[ACTIVITY] Among the entries below, how many lines contain the string "Files"? Reply with that number alone.

[SUPPLIED DATA]
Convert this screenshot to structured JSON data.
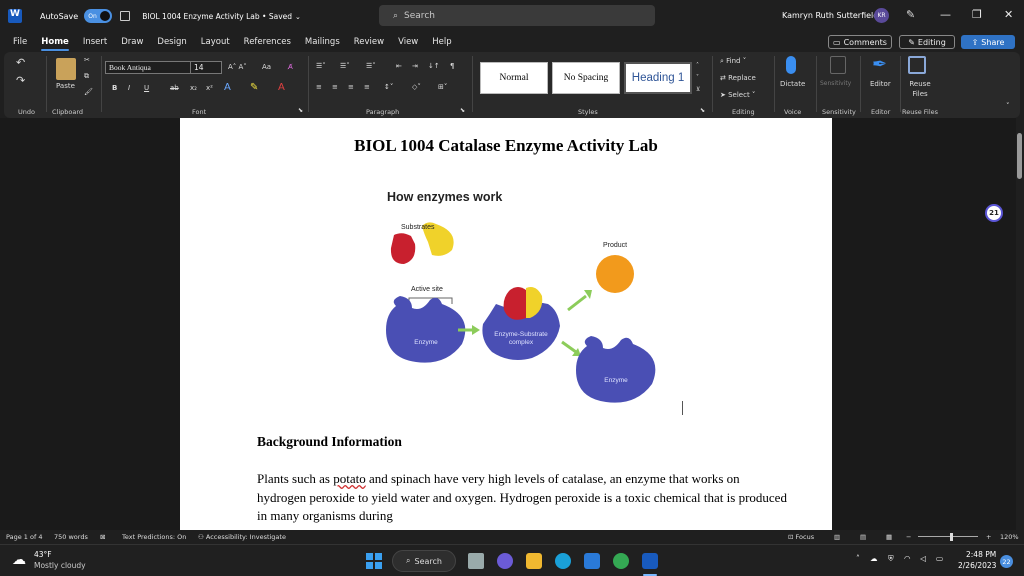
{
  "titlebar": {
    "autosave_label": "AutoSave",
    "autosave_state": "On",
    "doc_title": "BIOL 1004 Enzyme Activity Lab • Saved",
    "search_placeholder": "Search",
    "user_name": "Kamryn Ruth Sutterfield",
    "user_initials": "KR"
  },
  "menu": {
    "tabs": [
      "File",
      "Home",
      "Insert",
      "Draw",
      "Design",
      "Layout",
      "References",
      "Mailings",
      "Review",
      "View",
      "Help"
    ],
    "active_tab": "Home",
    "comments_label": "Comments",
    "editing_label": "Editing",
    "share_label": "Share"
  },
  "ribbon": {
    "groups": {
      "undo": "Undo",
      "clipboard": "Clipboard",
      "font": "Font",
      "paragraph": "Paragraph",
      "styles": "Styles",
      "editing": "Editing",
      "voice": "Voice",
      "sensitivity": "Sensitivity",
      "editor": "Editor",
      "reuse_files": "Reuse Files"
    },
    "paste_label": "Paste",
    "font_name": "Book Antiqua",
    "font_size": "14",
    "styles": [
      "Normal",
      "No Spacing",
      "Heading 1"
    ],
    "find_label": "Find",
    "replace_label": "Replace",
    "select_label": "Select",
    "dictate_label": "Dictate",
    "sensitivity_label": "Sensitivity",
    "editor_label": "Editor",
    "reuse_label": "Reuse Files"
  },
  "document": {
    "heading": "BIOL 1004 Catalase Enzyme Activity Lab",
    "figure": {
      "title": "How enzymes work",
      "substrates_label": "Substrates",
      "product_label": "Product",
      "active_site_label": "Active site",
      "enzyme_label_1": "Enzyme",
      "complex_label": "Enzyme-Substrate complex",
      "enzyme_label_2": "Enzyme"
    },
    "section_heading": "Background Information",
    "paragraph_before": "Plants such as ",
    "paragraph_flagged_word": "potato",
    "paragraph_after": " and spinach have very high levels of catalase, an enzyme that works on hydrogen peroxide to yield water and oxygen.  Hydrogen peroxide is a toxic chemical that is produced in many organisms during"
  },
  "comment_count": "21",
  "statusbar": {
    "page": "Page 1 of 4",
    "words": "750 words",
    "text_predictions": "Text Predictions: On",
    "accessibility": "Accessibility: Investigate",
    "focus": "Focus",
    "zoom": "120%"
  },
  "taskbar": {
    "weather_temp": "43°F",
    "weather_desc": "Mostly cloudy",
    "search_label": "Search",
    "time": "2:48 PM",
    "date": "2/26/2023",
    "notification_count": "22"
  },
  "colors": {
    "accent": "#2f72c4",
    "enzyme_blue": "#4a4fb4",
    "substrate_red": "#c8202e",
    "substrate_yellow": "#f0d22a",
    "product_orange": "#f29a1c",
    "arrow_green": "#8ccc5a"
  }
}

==

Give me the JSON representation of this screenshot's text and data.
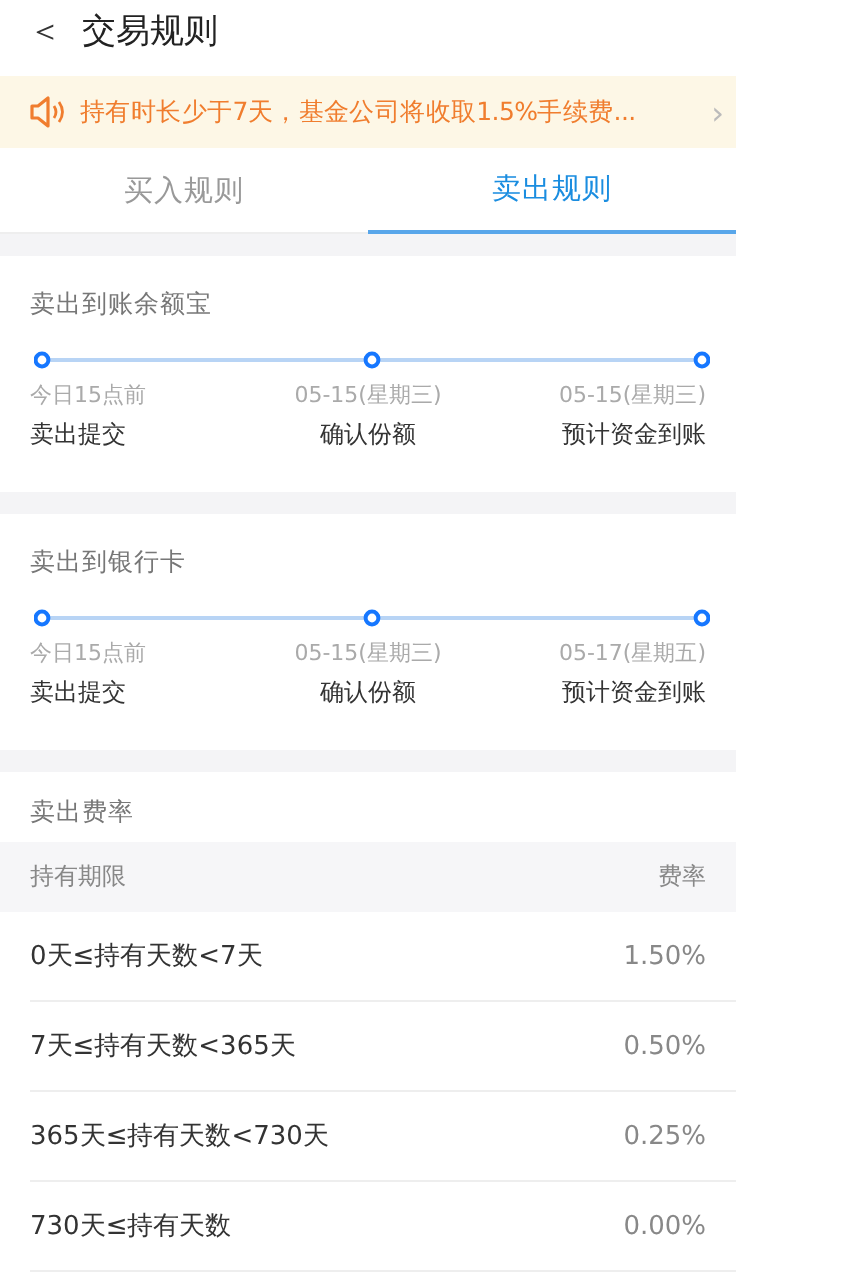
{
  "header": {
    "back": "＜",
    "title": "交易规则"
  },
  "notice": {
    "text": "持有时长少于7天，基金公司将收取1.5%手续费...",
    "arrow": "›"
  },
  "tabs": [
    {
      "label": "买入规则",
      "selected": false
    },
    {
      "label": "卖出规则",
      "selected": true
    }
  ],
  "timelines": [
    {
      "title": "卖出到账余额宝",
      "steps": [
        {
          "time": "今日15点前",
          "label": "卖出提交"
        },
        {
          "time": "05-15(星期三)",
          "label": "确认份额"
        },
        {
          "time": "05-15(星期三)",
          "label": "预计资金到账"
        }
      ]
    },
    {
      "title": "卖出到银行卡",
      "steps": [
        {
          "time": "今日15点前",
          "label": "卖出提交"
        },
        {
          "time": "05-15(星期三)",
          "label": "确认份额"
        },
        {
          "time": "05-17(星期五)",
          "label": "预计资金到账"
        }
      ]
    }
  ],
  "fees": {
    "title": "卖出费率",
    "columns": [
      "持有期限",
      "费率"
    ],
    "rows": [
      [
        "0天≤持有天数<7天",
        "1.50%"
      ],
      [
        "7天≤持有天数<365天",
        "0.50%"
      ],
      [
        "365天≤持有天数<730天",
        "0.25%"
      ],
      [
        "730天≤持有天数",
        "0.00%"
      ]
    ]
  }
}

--

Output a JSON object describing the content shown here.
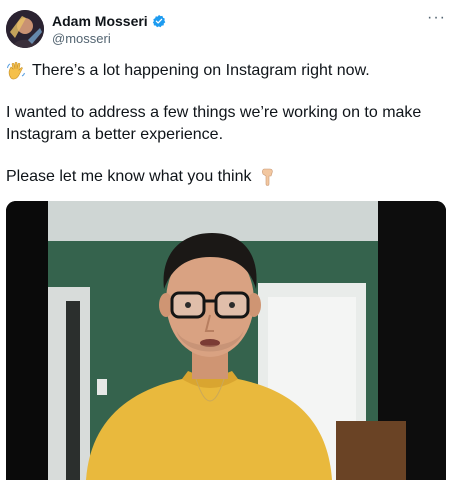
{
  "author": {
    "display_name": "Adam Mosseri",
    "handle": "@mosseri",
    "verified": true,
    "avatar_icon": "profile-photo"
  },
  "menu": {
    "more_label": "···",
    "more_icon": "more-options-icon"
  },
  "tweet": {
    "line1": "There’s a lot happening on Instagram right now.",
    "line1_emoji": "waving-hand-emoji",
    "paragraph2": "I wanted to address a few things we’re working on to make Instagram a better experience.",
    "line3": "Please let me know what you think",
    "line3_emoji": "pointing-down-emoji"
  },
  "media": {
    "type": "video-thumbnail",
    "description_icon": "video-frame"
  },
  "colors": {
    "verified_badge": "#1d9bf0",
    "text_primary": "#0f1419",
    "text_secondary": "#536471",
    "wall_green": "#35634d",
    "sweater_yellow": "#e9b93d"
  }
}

[FINISHED TASK] 2